▸ Activity: Lines with "Dateiname" in the entries below: count them and reply with the number alone.

Component data from apps and pages

* * *

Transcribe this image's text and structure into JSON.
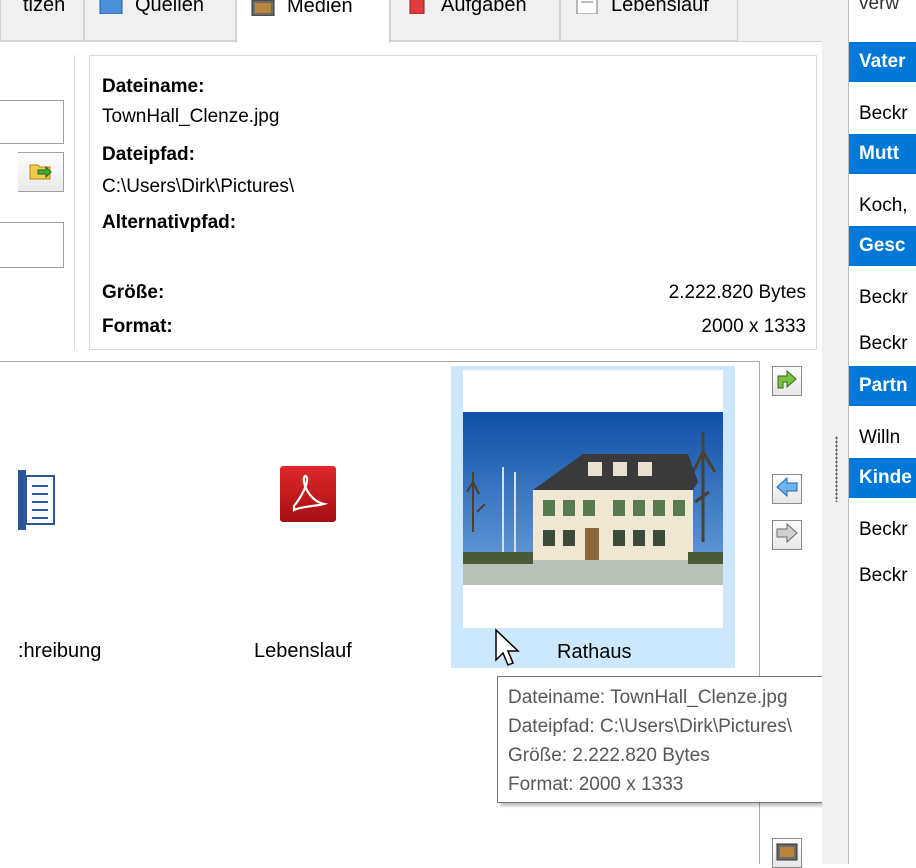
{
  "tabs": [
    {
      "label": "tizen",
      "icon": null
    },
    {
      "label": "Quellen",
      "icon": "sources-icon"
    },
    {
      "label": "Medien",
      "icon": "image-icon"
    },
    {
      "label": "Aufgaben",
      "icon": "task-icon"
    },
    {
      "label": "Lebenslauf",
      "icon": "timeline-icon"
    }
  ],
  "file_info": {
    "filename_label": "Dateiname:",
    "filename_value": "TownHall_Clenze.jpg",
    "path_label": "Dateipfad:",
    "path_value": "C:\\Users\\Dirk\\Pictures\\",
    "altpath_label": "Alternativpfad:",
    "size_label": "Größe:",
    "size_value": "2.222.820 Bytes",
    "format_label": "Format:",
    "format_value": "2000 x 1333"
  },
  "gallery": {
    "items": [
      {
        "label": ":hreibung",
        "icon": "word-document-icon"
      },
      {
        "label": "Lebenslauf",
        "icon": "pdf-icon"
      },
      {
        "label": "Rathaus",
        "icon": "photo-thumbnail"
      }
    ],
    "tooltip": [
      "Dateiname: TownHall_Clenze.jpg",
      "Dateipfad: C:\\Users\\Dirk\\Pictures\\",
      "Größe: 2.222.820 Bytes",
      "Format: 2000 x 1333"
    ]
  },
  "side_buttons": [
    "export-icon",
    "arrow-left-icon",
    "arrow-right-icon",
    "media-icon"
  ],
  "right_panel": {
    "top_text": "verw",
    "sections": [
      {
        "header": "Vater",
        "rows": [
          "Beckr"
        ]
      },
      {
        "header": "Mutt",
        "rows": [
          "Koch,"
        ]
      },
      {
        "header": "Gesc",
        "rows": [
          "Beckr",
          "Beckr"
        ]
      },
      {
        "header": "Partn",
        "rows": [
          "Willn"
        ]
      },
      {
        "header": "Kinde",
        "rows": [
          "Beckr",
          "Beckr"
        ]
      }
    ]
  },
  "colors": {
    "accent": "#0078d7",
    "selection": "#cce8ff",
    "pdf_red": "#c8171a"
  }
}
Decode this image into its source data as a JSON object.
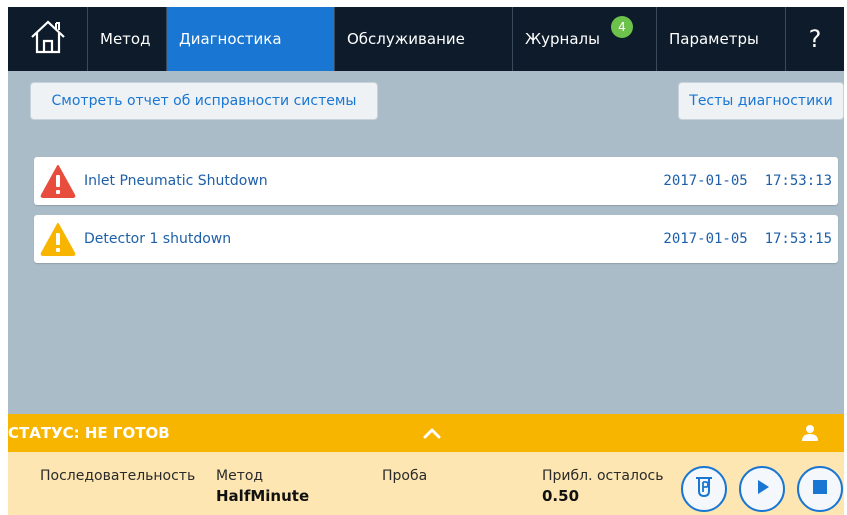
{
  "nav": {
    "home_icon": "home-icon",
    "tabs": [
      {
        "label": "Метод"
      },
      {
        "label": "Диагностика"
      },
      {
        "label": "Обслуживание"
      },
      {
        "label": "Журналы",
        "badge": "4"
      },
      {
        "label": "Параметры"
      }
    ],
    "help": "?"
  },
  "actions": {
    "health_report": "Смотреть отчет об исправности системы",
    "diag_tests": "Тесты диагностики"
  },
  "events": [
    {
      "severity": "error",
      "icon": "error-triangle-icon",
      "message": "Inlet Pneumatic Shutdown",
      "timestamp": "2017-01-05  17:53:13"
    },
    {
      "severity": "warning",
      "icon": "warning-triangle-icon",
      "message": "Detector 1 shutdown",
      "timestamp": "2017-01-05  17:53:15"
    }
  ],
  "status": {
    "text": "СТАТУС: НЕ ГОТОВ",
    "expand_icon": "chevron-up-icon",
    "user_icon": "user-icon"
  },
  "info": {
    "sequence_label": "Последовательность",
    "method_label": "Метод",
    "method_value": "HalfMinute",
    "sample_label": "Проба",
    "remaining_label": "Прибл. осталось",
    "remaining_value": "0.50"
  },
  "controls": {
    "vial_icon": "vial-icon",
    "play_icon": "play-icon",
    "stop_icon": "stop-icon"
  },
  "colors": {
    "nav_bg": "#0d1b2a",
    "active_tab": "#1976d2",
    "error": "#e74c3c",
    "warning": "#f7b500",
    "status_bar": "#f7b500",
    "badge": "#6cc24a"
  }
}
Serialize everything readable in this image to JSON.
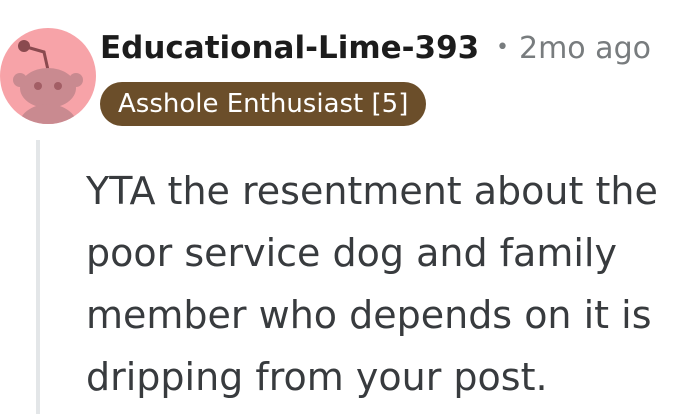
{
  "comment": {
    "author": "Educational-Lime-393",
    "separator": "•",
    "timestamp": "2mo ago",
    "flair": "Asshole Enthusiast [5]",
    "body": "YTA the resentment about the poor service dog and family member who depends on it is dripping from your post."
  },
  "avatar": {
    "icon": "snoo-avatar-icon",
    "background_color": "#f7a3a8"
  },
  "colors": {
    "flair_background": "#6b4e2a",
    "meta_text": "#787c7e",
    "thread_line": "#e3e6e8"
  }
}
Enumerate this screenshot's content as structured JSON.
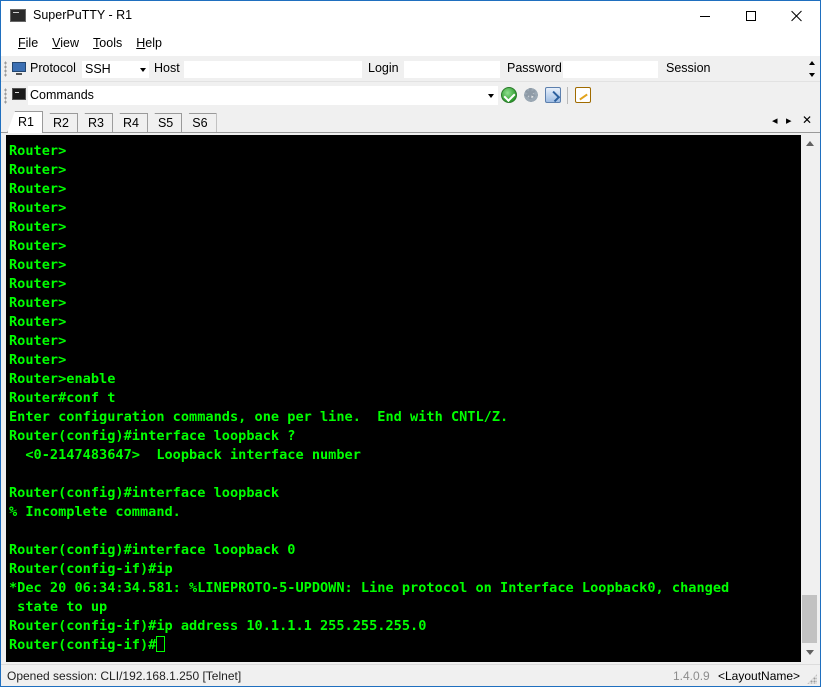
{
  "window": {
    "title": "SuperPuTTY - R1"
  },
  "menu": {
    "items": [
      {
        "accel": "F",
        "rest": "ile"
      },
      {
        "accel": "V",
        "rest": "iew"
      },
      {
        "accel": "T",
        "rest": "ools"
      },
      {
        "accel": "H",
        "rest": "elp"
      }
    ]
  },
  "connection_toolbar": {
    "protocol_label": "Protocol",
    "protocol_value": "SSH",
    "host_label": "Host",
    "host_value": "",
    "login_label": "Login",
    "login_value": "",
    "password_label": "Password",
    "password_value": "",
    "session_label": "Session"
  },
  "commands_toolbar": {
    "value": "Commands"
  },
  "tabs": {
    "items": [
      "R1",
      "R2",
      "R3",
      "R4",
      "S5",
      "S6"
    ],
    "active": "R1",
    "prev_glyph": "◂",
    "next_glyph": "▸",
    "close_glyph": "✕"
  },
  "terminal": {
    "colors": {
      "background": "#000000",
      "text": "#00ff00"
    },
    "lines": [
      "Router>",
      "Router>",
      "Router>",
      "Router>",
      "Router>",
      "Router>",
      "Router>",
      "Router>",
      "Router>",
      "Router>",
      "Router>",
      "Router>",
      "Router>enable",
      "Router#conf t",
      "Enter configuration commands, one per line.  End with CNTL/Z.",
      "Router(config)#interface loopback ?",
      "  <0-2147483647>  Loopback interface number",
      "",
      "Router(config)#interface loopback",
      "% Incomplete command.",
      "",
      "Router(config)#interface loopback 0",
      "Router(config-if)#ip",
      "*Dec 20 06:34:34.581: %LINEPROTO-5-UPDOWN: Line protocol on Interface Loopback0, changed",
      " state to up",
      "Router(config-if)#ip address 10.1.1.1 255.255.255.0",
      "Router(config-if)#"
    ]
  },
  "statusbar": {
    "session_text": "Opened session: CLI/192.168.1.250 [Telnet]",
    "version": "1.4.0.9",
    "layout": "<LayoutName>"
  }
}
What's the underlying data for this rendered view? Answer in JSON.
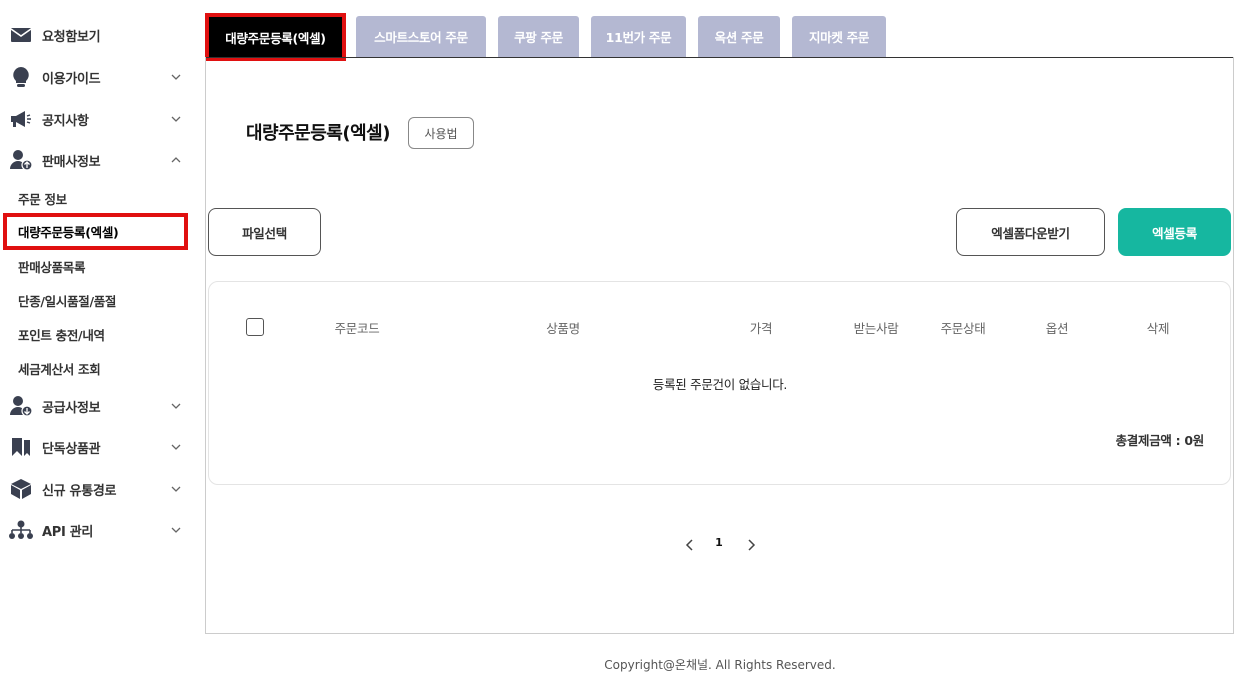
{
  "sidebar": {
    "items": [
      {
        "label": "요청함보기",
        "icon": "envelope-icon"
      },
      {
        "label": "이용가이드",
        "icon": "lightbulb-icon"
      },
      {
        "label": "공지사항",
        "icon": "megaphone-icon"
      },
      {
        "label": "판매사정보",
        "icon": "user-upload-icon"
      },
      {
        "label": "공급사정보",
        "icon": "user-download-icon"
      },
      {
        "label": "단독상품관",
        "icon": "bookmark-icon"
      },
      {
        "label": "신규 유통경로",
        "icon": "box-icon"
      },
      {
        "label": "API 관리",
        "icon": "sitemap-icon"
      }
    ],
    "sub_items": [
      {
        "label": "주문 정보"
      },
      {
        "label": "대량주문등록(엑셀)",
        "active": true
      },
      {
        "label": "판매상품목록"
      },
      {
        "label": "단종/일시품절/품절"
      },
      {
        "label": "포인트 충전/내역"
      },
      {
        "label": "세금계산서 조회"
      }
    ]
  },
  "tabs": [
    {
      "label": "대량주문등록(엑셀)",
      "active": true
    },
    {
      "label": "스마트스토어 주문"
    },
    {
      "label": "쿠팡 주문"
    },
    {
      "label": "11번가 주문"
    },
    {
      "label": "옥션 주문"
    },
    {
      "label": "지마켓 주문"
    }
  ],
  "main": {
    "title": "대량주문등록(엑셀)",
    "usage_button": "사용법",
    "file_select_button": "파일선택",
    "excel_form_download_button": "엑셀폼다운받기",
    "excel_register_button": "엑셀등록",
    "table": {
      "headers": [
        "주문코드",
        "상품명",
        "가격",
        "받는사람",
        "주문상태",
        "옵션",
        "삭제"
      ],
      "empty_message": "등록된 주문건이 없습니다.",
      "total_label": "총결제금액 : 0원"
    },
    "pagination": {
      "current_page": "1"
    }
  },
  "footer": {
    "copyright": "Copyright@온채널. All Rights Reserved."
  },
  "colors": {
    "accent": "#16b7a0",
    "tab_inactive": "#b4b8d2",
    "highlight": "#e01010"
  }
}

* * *

▸ Answer to this task: 2